TLR: You have a new round of projections coming out tomorrow. Right now, is it your guess that it’ll look better or worse in terms of hospitalizations as compared to last week’s projection of 1,650 hospitalized at the end of this month?
Graven: It’s looking about the same (ed. note: here is the release with a report link). Now that we’ve gotten some track record in the U.S., the easiest way is to go look at the states that are ahead of us. If you look at New York, New Jersey, Ohio, you see hospital census per capita that are well over delta levels. That is certainly a possibility for us. I'd love if we could stay between 100% and 150% of delta. But I can tell you, some other states are going above that.
TLR: Given how things have fluctuated in the past, could things look entirely different by tomorrow afternoon?
Graven: I’d like to say, no. Now we should be getting closer to the truth.
TLR: There was an interesting piece in Becker’s Hospital Review on Wednesday, which basically talks about how the surge could last weeks rather than months. Are you still thinking that the peak has moved from February to late January or could it be even quicker than that?
Graven: I think it could move a little earlier. However, on the other hand, for Oregon to do well at this, we want to actually push it back a little. I am starting to see some behavior response. People are adjusting their behavior (to limit the spread of omicron). I can see it, and we absolutely need that.
TLR: How many different data points do you take in in a given week on this stuff?
Graven: I spent most of yesterday translating Danish reports because they have some decent data on vaccination status. I’m scrambling like everybody else in triangulating. It’s pretty much full-time. And the question I still have is, what is omicron’s hospitalization severity for the unvaccinated? Is it any different than delta? We know on average, it's less severe, but is it less severe for the unvaccinated? We see a little bit of a good sign, but I’m not positive. Nobody’s really dialed it in yet.
TLR: It feels like a lot of pressure on you. Until October, the state used to release its own modeling. Now that they’ve stopped doing that, it seems like it’s all on you in Oregon.

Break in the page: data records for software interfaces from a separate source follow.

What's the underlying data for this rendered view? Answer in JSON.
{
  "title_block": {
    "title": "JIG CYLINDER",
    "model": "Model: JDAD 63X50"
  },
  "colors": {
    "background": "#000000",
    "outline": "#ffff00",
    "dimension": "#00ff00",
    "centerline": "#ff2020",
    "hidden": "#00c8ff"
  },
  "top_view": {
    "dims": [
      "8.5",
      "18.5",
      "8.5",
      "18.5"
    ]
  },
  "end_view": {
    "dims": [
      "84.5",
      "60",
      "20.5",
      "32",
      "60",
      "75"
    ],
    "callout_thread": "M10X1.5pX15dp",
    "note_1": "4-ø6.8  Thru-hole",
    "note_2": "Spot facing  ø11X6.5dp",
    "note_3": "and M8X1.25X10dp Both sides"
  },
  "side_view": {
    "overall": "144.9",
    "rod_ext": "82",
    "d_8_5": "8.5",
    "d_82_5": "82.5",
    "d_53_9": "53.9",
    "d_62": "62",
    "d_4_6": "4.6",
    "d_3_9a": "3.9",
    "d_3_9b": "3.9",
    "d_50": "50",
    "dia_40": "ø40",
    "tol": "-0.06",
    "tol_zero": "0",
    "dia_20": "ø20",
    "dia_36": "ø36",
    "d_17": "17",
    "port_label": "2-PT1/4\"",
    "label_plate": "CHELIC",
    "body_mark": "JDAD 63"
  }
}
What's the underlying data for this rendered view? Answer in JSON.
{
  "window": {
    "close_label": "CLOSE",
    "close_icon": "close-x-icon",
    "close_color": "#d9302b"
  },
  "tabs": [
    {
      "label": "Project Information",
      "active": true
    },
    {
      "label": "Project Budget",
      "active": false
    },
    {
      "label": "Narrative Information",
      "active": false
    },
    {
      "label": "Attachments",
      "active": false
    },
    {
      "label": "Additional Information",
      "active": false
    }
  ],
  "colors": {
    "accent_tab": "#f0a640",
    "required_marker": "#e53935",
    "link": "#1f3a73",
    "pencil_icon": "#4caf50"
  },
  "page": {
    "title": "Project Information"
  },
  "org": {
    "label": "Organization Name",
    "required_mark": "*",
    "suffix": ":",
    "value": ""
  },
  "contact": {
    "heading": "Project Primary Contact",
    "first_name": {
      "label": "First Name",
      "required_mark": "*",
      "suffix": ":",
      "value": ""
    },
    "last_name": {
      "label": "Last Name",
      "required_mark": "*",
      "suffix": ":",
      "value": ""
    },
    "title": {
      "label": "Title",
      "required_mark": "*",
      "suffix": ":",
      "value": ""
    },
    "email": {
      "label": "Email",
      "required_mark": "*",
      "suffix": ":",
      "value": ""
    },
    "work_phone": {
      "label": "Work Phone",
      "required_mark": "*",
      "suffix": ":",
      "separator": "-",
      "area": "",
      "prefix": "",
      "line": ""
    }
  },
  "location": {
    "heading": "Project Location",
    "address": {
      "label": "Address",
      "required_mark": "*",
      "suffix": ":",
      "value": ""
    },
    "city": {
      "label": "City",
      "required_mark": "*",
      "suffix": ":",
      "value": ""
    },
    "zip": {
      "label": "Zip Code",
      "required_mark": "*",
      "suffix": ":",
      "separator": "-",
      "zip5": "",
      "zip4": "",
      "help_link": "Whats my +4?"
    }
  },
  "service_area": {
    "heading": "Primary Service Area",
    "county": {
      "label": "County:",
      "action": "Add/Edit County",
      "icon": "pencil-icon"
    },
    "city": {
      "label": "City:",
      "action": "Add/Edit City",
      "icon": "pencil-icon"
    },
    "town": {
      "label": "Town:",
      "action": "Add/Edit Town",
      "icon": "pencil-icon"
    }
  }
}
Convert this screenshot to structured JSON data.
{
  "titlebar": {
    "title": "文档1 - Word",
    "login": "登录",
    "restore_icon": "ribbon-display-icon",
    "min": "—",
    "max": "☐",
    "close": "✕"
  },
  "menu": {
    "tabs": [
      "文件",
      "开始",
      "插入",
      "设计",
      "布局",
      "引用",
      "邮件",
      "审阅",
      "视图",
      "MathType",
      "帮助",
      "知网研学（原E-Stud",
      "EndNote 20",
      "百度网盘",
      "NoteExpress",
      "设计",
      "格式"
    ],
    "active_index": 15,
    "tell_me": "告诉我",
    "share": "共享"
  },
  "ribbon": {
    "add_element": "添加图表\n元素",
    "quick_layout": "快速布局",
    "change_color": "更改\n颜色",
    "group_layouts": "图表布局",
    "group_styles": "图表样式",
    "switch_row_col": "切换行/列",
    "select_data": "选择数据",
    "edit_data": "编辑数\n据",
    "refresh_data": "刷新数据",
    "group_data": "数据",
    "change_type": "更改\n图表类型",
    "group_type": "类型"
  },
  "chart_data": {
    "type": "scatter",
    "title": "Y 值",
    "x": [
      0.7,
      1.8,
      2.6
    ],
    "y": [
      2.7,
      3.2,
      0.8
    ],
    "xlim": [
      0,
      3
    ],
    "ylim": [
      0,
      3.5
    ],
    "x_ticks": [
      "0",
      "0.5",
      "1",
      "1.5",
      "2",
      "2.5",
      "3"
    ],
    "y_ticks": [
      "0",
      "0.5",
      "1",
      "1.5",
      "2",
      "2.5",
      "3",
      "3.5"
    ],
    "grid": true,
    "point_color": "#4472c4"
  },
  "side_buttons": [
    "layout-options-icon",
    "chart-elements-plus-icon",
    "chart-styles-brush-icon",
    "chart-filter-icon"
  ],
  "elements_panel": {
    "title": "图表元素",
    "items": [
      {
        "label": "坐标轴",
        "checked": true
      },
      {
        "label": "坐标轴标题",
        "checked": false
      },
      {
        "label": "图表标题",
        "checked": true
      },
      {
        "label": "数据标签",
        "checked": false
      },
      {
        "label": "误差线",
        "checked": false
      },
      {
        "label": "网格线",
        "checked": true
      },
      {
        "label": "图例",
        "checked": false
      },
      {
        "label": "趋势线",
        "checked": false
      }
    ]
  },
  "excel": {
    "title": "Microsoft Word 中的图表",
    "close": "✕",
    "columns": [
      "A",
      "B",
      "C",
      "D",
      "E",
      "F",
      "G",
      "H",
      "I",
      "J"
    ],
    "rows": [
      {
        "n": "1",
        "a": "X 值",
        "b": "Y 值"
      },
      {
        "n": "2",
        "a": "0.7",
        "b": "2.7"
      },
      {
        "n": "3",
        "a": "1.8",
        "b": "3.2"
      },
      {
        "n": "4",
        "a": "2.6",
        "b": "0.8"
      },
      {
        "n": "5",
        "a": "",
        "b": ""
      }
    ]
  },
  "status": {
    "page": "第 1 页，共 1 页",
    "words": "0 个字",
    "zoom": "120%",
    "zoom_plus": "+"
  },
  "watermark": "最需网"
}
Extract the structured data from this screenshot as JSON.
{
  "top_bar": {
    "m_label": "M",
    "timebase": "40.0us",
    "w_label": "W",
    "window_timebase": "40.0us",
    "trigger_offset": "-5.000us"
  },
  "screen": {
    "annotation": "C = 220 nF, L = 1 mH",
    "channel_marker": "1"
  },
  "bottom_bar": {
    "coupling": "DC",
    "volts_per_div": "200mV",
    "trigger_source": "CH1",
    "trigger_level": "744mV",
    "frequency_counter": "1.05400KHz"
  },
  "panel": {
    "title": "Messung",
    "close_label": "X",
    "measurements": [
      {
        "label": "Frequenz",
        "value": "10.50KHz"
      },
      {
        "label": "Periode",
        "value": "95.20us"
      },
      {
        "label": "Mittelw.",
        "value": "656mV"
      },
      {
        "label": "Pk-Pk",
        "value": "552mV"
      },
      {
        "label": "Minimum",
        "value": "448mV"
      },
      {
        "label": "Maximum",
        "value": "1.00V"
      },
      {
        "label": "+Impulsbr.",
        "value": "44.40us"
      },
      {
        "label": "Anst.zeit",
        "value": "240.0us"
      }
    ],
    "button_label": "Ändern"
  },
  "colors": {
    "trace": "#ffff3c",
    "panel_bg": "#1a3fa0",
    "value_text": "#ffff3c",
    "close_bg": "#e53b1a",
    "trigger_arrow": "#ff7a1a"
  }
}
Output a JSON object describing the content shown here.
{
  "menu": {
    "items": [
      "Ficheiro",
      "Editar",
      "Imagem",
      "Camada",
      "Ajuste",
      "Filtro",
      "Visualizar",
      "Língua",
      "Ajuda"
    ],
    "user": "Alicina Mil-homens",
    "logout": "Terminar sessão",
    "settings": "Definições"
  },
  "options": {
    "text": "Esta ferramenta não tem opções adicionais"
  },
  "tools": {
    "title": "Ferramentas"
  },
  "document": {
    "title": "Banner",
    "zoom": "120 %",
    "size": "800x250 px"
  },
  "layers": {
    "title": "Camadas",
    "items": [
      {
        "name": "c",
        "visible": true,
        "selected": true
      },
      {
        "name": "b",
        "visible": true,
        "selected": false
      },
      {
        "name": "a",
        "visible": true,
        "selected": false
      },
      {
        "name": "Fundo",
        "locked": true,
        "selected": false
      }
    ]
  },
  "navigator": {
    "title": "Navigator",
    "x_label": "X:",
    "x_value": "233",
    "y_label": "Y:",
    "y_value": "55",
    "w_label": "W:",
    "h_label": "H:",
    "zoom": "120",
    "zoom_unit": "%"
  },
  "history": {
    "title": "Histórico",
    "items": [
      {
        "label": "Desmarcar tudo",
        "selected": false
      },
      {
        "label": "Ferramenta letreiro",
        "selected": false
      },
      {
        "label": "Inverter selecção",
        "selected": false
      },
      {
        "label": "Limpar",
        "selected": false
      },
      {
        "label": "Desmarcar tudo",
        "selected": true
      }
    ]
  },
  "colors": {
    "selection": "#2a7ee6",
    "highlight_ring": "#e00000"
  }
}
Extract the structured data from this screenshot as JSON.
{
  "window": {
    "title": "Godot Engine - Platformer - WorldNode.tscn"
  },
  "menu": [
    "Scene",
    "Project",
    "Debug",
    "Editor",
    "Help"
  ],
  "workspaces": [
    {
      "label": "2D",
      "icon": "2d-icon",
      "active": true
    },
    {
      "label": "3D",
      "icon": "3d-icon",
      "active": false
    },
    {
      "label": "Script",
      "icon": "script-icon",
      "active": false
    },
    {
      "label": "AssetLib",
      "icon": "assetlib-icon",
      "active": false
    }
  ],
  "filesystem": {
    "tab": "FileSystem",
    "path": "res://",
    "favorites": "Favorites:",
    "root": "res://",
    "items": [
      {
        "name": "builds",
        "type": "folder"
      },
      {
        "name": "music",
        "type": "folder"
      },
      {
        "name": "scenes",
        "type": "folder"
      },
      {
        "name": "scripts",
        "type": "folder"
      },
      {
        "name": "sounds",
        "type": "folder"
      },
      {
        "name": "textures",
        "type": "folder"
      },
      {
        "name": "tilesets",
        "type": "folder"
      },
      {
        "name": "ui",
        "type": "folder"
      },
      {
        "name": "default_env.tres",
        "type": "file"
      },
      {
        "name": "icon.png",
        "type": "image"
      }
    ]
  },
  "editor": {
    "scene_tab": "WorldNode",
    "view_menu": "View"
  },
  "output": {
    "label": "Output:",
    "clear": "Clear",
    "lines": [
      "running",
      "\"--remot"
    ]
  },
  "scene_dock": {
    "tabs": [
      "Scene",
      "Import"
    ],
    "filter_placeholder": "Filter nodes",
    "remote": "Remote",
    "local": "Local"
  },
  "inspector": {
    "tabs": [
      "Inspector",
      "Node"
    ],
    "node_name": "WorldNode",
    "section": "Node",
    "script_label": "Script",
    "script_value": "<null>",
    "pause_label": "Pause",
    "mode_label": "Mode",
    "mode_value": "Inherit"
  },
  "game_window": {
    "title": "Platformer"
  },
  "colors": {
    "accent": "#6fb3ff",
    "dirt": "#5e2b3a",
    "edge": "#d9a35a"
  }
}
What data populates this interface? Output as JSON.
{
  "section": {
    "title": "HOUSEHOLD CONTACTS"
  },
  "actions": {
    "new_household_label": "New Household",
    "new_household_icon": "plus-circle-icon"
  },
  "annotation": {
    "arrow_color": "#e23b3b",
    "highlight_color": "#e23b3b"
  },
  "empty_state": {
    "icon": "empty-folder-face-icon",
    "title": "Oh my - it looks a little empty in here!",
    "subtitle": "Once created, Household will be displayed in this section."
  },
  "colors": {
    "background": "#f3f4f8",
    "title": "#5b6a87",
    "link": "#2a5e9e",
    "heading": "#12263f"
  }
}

Graven: It’s the same thing either way for me. I have my same process every week of doing my, I like to call it my best guess. But obviously as a econometrician and whatnot, mine might look a little bit less like a guess because I use data to kind of strangle it. But, I’m just gonna do my best, and I think my track record gives me some confidence that whatever I’m doing, whatever my process is, it’s been pretty good. And I should just keep doing it.